**Assignment:**
Your answer should be the entries below, reproduced character for character.
-- -- --
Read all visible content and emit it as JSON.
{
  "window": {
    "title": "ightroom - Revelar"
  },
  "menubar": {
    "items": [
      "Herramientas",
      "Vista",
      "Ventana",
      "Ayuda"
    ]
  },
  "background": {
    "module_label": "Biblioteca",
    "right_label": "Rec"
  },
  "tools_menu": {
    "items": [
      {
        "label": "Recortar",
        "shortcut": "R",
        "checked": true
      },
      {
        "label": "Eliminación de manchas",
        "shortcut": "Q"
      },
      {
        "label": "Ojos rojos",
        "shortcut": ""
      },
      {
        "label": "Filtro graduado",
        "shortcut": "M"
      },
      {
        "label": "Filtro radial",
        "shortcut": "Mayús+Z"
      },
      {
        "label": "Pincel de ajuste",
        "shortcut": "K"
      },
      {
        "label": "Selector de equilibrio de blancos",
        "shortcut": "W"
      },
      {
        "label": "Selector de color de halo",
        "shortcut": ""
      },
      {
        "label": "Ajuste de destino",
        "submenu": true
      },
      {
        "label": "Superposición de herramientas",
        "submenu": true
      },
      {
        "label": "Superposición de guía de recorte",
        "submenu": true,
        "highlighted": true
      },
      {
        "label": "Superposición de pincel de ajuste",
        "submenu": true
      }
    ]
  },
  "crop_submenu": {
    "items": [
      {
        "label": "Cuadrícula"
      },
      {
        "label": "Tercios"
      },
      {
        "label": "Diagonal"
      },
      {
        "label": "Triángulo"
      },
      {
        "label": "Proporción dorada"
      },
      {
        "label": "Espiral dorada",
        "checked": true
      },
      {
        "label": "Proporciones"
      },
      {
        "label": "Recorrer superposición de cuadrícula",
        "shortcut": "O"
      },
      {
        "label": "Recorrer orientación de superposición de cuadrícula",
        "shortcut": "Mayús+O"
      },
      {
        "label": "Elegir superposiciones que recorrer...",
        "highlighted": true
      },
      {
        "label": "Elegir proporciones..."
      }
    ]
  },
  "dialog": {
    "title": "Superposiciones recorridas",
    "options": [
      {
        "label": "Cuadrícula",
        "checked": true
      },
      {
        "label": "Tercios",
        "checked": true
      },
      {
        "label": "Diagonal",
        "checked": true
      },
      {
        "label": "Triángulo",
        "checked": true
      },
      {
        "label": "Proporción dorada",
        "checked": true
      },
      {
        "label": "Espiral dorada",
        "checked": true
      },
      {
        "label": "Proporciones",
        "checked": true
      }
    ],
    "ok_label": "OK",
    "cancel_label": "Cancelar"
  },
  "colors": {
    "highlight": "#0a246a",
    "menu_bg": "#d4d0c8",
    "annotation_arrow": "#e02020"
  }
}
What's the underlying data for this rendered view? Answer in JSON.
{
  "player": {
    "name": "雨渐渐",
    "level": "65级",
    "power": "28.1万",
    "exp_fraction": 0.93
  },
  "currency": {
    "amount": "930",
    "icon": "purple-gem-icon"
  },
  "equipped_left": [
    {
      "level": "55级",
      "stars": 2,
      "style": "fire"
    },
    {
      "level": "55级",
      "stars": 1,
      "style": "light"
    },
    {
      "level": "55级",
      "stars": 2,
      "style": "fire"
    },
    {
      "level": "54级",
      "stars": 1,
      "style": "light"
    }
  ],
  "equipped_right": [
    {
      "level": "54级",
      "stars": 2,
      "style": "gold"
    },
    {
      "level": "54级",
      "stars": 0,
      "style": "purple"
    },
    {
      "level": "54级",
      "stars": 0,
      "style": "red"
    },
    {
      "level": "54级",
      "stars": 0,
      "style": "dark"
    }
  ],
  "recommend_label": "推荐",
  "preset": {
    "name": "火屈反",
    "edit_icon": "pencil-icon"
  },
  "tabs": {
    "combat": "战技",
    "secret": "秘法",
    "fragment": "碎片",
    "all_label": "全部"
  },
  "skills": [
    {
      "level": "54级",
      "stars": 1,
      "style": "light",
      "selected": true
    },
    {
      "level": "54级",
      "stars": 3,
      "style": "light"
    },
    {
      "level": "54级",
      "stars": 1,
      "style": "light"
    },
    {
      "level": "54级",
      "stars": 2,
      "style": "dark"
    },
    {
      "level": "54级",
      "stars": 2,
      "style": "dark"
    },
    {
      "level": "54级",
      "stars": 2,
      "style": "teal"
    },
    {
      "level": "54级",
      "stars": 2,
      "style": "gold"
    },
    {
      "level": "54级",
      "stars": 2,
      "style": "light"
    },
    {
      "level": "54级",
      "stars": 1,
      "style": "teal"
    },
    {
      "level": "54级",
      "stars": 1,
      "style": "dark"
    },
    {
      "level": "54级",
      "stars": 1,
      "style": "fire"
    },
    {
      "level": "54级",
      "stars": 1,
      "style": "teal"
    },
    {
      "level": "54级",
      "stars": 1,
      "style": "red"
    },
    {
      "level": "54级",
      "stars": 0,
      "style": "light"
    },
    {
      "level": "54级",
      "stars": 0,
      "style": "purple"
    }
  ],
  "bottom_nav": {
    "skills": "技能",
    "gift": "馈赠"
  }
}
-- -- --
**Solution to this problem:**
Read all visible content and emit it as JSON.
{
  "window": {
    "title": "ightroom - Revelar"
  },
  "menubar": {
    "items": [
      "Herramientas",
      "Vista",
      "Ventana",
      "Ayuda"
    ]
  },
  "background": {
    "module_label": "Biblioteca",
    "right_label": "Rec"
  },
  "tools_menu": {
    "items": [
      {
        "label": "Recortar",
        "shortcut": "R",
        "checked": true
      },
      {
        "label": "Eliminación de manchas",
        "shortcut": "Q"
      },
      {
        "label": "Ojos rojos",
        "shortcut": ""
      },
      {
        "label": "Filtro graduado",
        "shortcut": "M"
      },
      {
        "label": "Filtro radial",
        "shortcut": "Mayús+Z"
      },
      {
        "label": "Pincel de ajuste",
        "shortcut": "K"
      },
      {
        "label": "Selector de equilibrio de blancos",
        "shortcut": "W"
      },
      {
        "label": "Selector de color de halo",
        "shortcut": ""
      },
      {
        "label": "Ajuste de destino",
        "submenu": true
      },
      {
        "label": "Superposición de herramientas",
        "submenu": true
      },
      {
        "label": "Superposición de guía de recorte",
        "submenu": true,
        "highlighted": true
      },
      {
        "label": "Superposición de pincel de ajuste",
        "submenu": true
      }
    ]
  },
  "crop_submenu": {
    "items": [
      {
        "label": "Cuadrícula"
      },
      {
        "label": "Tercios"
      },
      {
        "label": "Diagonal"
      },
      {
        "label": "Triángulo"
      },
      {
        "label": "Proporción dorada"
      },
      {
        "label": "Espiral dorada",
        "checked": true
      },
      {
        "label": "Proporciones"
      },
      {
        "label": "Recorrer superposición de cuadrícula",
        "shortcut": "O"
      },
      {
        "label": "Recorrer orientación de superposición de cuadrícula",
        "shortcut": "Mayús+O"
      },
      {
        "label": "Elegir superposiciones que recorrer...",
        "highlighted": true
      },
      {
        "label": "Elegir proporciones..."
      }
    ]
  },
  "dialog": {
    "title": "Superposiciones recorridas",
    "options": [
      {
        "label": "Cuadrícula",
        "checked": true
      },
      {
        "label": "Tercios",
        "checked": true
      },
      {
        "label": "Diagonal",
        "checked": true
      },
      {
        "label": "Triángulo",
        "checked": true
      },
      {
        "label": "Proporción dorada",
        "checked": true
      },
      {
        "label": "Espiral dorada",
        "checked": true
      },
      {
        "label": "Proporciones",
        "checked": true
      }
    ],
    "ok_label": "OK",
    "cancel_label": "Cancelar"
  },
  "colors": {
    "highlight": "#0a246a",
    "menu_bg": "#d4d0c8",
    "annotation_arrow": "#e02020"
  }
}
What's the underlying data for this rendered view? Answer in JSON.
{
  "player": {
    "name": "雨渐渐",
    "level": "65级",
    "power": "28.1万",
    "exp_fraction": 0.93
  },
  "currency": {
    "amount": "930",
    "icon": "purple-gem-icon"
  },
  "equipped_left": [
    {
      "level": "55级",
      "stars": 2,
      "style": "fire"
    },
    {
      "level": "55级",
      "stars": 1,
      "style": "light"
    },
    {
      "level": "55级",
      "stars": 2,
      "style": "fire"
    },
    {
      "level": "54级",
      "stars": 1,
      "style": "light"
    }
  ],
  "equipped_right": [
    {
      "level": "54级",
      "stars": 2,
      "style": "gold"
    },
    {
      "level": "54级",
      "stars": 0,
      "style": "purple"
    },
    {
      "level": "54级",
      "stars": 0,
      "style": "red"
    },
    {
      "level": "54级",
      "stars": 0,
      "style": "dark"
    }
  ],
  "recommend_label": "推荐",
  "preset": {
    "name": "火屈反",
    "edit_icon": "pencil-icon"
  },
  "tabs": {
    "combat": "战技",
    "secret": "秘法",
    "fragment": "碎片",
    "all_label": "全部"
  },
  "skills": [
    {
      "level": "54级",
      "stars": 1,
      "style": "light",
      "selected": true
    },
    {
      "level": "54级",
      "stars": 3,
      "style": "light"
    },
    {
      "level": "54级",
      "stars": 1,
      "style": "light"
    },
    {
      "level": "54级",
      "stars": 2,
      "style": "dark"
    },
    {
      "level": "54级",
      "stars": 2,
      "style": "dark"
    },
    {
      "level": "54级",
      "stars": 2,
      "style": "teal"
    },
    {
      "level": "54级",
      "stars": 2,
      "style": "gold"
    },
    {
      "level": "54级",
      "stars": 2,
      "style": "light"
    },
    {
      "level": "54级",
      "stars": 1,
      "style": "teal"
    },
    {
      "level": "54级",
      "stars": 1,
      "style": "dark"
    },
    {
      "level": "54级",
      "stars": 1,
      "style": "fire"
    },
    {
      "level": "54级",
      "stars": 1,
      "style": "teal"
    },
    {
      "level": "54级",
      "stars": 1,
      "style": "red"
    },
    {
      "level": "54级",
      "stars": 0,
      "style": "light"
    },
    {
      "level": "54级",
      "stars": 0,
      "style": "purple"
    }
  ],
  "bottom_nav": {
    "skills": "技能",
    "gift": "馈赠"
  }
}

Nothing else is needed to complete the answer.